Ask a Game Dev 2022-04-22 19:24:13

Just to note - I’m assuming a few qualities about you - that you are dedicated to learning the craft and that you are committed to finishing what you start. There will reach a point on every project after the honeymoon phase of “oh this is cool and new and interesting!” passes, the end just feels so far away, nothing is coming together, and it’s super easy to just throw in the towel there and give up at that point. I’m assuming that you’ve got enough internal fortitude to push through that and get to the part where the game starts to come together and be fun and engaging and interesting. 

If the question is actually about the minimum competence level to get a job in the industry, please (re)submit the question and I’ll try to answer it with those criteria in mind instead.

Requirements - Everybody


Choose a toolset of some kind. Take your pick - Unity, Unreal, Lumberyard, RPG Maker, Game Maker, Construct, Dragon Age Toolset, Creation kit, Valve’s Source engine, whatever. Choose one, download it, install it, and get it working. If you don’t know how, follow the tutorials until you can successfully run the most basic changes you can make. This is the absolute minimum requirement you must be able to meet - if you can’t get something with a bare minimum of changes to run, you won’t be able to test or verify any changes to the game you make.

Requirements - Programmer


You must be able to write code that will solve a given problem, complete a given task, or accomplish a specific game behavior on its own. You must be able to convert spoken game rules into actively enforced behavior. That could be something as simple as “If health drops below zero, the player is dead and can no longer move”, or as complicated as “The player gains a skill point to be spent when leveling up”. You should understand how to store, read, and use data. You should have a decent grasp of logic - how to formulate the conditions you want to check, how to make the code react to those conditions being met and what the code should do if those conditions aren’t met.

If you want to learn this stuff, try completing tutorials for simple tasks in the toolset and learn the basic elements of how the code works. Then use those elements to complete simple tasks of your own. Keep it as simple to start with as possible. Remember, programming is all about coming up with a set of instructions for the computer to run in sequence. Computers are super literal, so your instructions must be extremely simple and clear.

Requirements - Artist


You must be able to create art assets in photoshop, milkshape, blender, Maya, 3D Studio Max, ZBrush, or even paper and then put them into the toolset for use. You must learn the tools to create and edit the game’s art assets, and you must be able to use the toolset editor to make sure that your imported assets are properly displayed. You must learn to adjust the toolset and the tools to make the visuals display the way you want them to.

If you want to do the art for the game, start by working through tutorials on how to import and convert assets into the game. If you’re working in 3D, retexture an existing model, bring your own model into the toolset, and try building simple keyframe animations and bringing them into the toolset. If you’re working in 2D, build sprite sheets and learn to use the sprite animation system. 

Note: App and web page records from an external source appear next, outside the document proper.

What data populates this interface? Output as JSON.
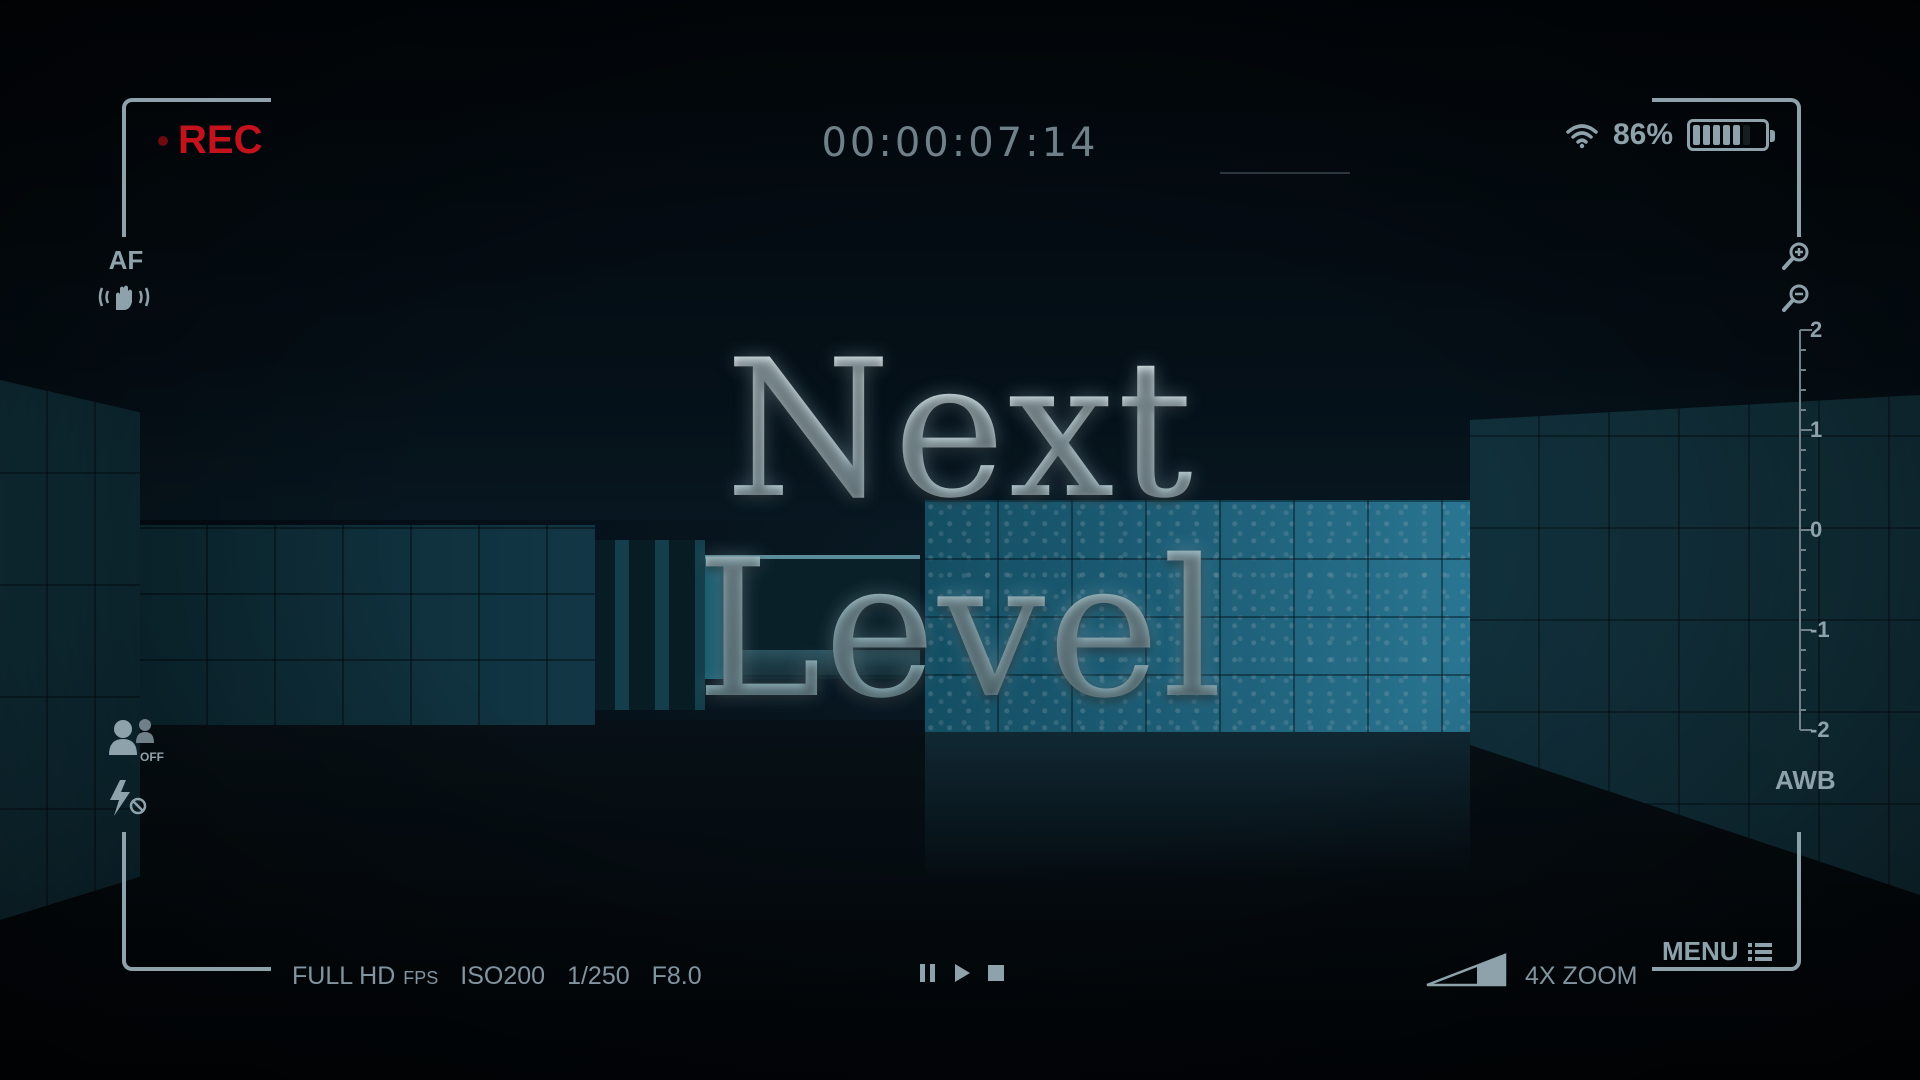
{
  "title": "Next Level",
  "hud": {
    "rec_label": "REC",
    "timecode": "00:00:07:14",
    "battery_percent": "86%",
    "battery_level": 0.86,
    "af_label": "AF",
    "face_detect_label": "OFF",
    "ev_scale": [
      "2",
      "1",
      "0",
      "-1",
      "-2"
    ],
    "awb_label": "AWB",
    "resolution": "FULL HD",
    "fps_label": "FPS",
    "iso": "ISO200",
    "shutter": "1/250",
    "aperture": "F8.0",
    "zoom_level": "4X ZOOM",
    "menu_label": "MENU"
  },
  "icons": {
    "wifi": "wifi-icon",
    "battery": "battery-icon",
    "stabilizer": "hand-stabilizer-icon",
    "zoom_in": "zoom-in-icon",
    "zoom_out": "zoom-out-icon",
    "face": "face-detect-icon",
    "flash": "flash-off-icon",
    "pause": "pause-icon",
    "play": "play-icon",
    "stop": "stop-icon",
    "signal": "signal-strength-icon",
    "menu": "menu-list-icon"
  },
  "colors": {
    "rec": "#c3121c",
    "hud": "#8ea2ab",
    "wall_lit": "#2d86a6"
  }
}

Requirements - Designer


You must be able to translate a simple idea or experience from your head into the game via the toolset using code and assets. A designer needs to make her ideas work in the toolset. That could be a conversation, a quest, a spell, a character, an item, or a system. In addition to these skills, you need to be able to write documents that describe how your ideas actually work. Don’t treat these documents as commandments, but as guidelines and notes to refer back to in case you or anyone else on the team forgets some of the details. You need to know how to get the most out of the tools, and what you need to bring your ideas to life, but you also need to recognize that you aren’t the dictator or boss. You’re the one who puts the things that the rest of your team built together for a cohesive player experience and your ability to do so exists because of them. Finally, you must be able to take constructive criticism and constraints and internalize them towards improving or scrapping ideas. Nothing should be held sacred - good ideas will always withstand a trial by fire, and bad ones should be discarded before they soak up too many resources. If the programmer or artist says something isn’t feasible, it’s up to you to come up with an idea that is.

The amateur designer role is probably best described as a jack of all trades, because you’d be best served with enough coding knowledge to create small features yourself, and enough art knowledge to create placeholder assets in order to prove out prototypes. Learn how to create spaces with the toolset - a new area, a level, a map, and how to make these places distinct, memorable, and thematically appropriate from each other. 

Final Requirements: Dedication


The most important thing about working with a team is making sure that everyone is on the same page, works toward the same goal, and pulls their own weight. Game development is, first and foremost, a collaborative effort. You can try combining roles or bringing more in as the team grows, but it’s really about working together and combining collective strengths. Rome wasn’t built in a day, and neither are most games. Completing a game isn’t easy, and it will require a lot of dedication and perseverance. You will need to encourage, assist, and push each other forward to get through it. Try to avoid the rockstar auteur mentality and focus on helping each other when needed. Good luck.

Got a burning question you want answered?

Добавить комментарий

Ваш адрес email не будет опубликован. Обязательные поля помечены *